Entries from a dataset of interfaces:
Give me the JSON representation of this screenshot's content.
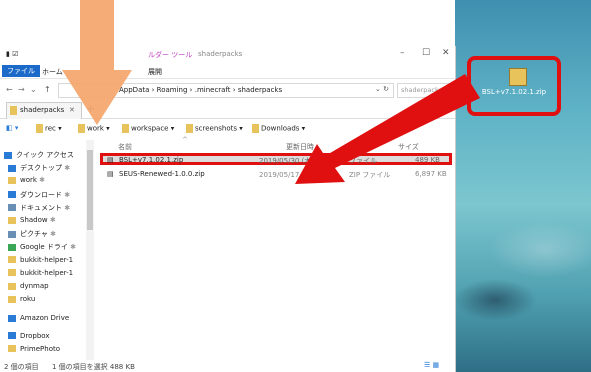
{
  "title": {
    "ribbon_tab_tools": "ルダー ツール",
    "ribbon_tab_name": "shaderpacks"
  },
  "ribbon": {
    "file": "ファイル",
    "home": "ホーム",
    "manage": "展開"
  },
  "window_controls": {
    "min": "–",
    "max": "☐",
    "close": "✕"
  },
  "address": {
    "segments": [
      "AppData",
      "Roaming",
      ".minecraft",
      "shaderpacks"
    ],
    "separator": "›",
    "search_placeholder": "shaderpacks"
  },
  "tab": {
    "label": "shaderpacks",
    "close": "✕",
    "add": "+"
  },
  "bookmarks": [
    "rec",
    "work",
    "workspace",
    "screenshots",
    "Downloads"
  ],
  "nav": {
    "items": [
      {
        "label": "クイック アクセス",
        "icon": "star-icon",
        "color": "#2a7bd6"
      },
      {
        "label": "デスクトップ",
        "icon": "desktop-icon",
        "color": "#2a7bd6"
      },
      {
        "label": "work",
        "icon": "folder-icon",
        "color": "#e8c25a"
      },
      {
        "label": "ダウンロード",
        "icon": "download-icon",
        "color": "#2a7bd6"
      },
      {
        "label": "ドキュメント",
        "icon": "document-icon",
        "color": "#6a8fb5"
      },
      {
        "label": "Shadow",
        "icon": "folder-icon",
        "color": "#e8c25a"
      },
      {
        "label": "ピクチャ",
        "icon": "pictures-icon",
        "color": "#6a8fb5"
      },
      {
        "label": "Google ドライ",
        "icon": "google-drive-icon",
        "color": "#3aa757"
      },
      {
        "label": "bukkit-helper-1",
        "icon": "folder-icon",
        "color": "#e8c25a"
      },
      {
        "label": "bukkit-helper-1",
        "icon": "folder-icon",
        "color": "#e8c25a"
      },
      {
        "label": "dynmap",
        "icon": "folder-icon",
        "color": "#e8c25a"
      },
      {
        "label": "roku",
        "icon": "folder-icon",
        "color": "#e8c25a"
      },
      {
        "label": "Amazon Drive",
        "icon": "amazon-drive-icon",
        "color": "#2a7bd6"
      },
      {
        "label": "Dropbox",
        "icon": "dropbox-icon",
        "color": "#2a7bd6"
      },
      {
        "label": "PrimePhoto",
        "icon": "folder-icon",
        "color": "#e8c25a"
      }
    ]
  },
  "columns": {
    "name": "名前",
    "date": "更新日時",
    "type": "",
    "size": "サイズ"
  },
  "files": [
    {
      "name": "BSL+v7.1.02.1.zip",
      "date": "2019/05/30 (木) ...",
      "type": "ファイル",
      "size": "489 KB"
    },
    {
      "name": "SEUS-Renewed-1.0.0.zip",
      "date": "2019/05/17 (金) 20...",
      "type": "ZIP ファイル",
      "size": "6,897 KB"
    }
  ],
  "status": {
    "count": "2 個の項目",
    "selected": "1 個の項目を選択  488 KB"
  },
  "desktop": {
    "file_label": "BSL+v7.1.02.1.zip"
  },
  "colors": {
    "highlight": "#e01010",
    "arrow_orange": "#f5a56a",
    "accent": "#1b6ac9"
  }
}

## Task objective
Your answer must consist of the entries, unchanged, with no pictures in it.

## Exercise output
Give me the JSON representation of this screenshot's content.
{
  "title": {
    "ribbon_tab_tools": "ルダー ツール",
    "ribbon_tab_name": "shaderpacks"
  },
  "ribbon": {
    "file": "ファイル",
    "home": "ホーム",
    "manage": "展開"
  },
  "window_controls": {
    "min": "–",
    "max": "☐",
    "close": "✕"
  },
  "address": {
    "segments": [
      "AppData",
      "Roaming",
      ".minecraft",
      "shaderpacks"
    ],
    "separator": "›",
    "search_placeholder": "shaderpacks"
  },
  "tab": {
    "label": "shaderpacks",
    "close": "✕",
    "add": "+"
  },
  "bookmarks": [
    "rec",
    "work",
    "workspace",
    "screenshots",
    "Downloads"
  ],
  "nav": {
    "items": [
      {
        "label": "クイック アクセス",
        "icon": "star-icon",
        "color": "#2a7bd6"
      },
      {
        "label": "デスクトップ",
        "icon": "desktop-icon",
        "color": "#2a7bd6"
      },
      {
        "label": "work",
        "icon": "folder-icon",
        "color": "#e8c25a"
      },
      {
        "label": "ダウンロード",
        "icon": "download-icon",
        "color": "#2a7bd6"
      },
      {
        "label": "ドキュメント",
        "icon": "document-icon",
        "color": "#6a8fb5"
      },
      {
        "label": "Shadow",
        "icon": "folder-icon",
        "color": "#e8c25a"
      },
      {
        "label": "ピクチャ",
        "icon": "pictures-icon",
        "color": "#6a8fb5"
      },
      {
        "label": "Google ドライ",
        "icon": "google-drive-icon",
        "color": "#3aa757"
      },
      {
        "label": "bukkit-helper-1",
        "icon": "folder-icon",
        "color": "#e8c25a"
      },
      {
        "label": "bukkit-helper-1",
        "icon": "folder-icon",
        "color": "#e8c25a"
      },
      {
        "label": "dynmap",
        "icon": "folder-icon",
        "color": "#e8c25a"
      },
      {
        "label": "roku",
        "icon": "folder-icon",
        "color": "#e8c25a"
      },
      {
        "label": "Amazon Drive",
        "icon": "amazon-drive-icon",
        "color": "#2a7bd6"
      },
      {
        "label": "Dropbox",
        "icon": "dropbox-icon",
        "color": "#2a7bd6"
      },
      {
        "label": "PrimePhoto",
        "icon": "folder-icon",
        "color": "#e8c25a"
      }
    ]
  },
  "columns": {
    "name": "名前",
    "date": "更新日時",
    "type": "",
    "size": "サイズ"
  },
  "files": [
    {
      "name": "BSL+v7.1.02.1.zip",
      "date": "2019/05/30 (木) ...",
      "type": "ファイル",
      "size": "489 KB"
    },
    {
      "name": "SEUS-Renewed-1.0.0.zip",
      "date": "2019/05/17 (金) 20...",
      "type": "ZIP ファイル",
      "size": "6,897 KB"
    }
  ],
  "status": {
    "count": "2 個の項目",
    "selected": "1 個の項目を選択  488 KB"
  },
  "desktop": {
    "file_label": "BSL+v7.1.02.1.zip"
  },
  "colors": {
    "highlight": "#e01010",
    "arrow_orange": "#f5a56a",
    "accent": "#1b6ac9"
  }
}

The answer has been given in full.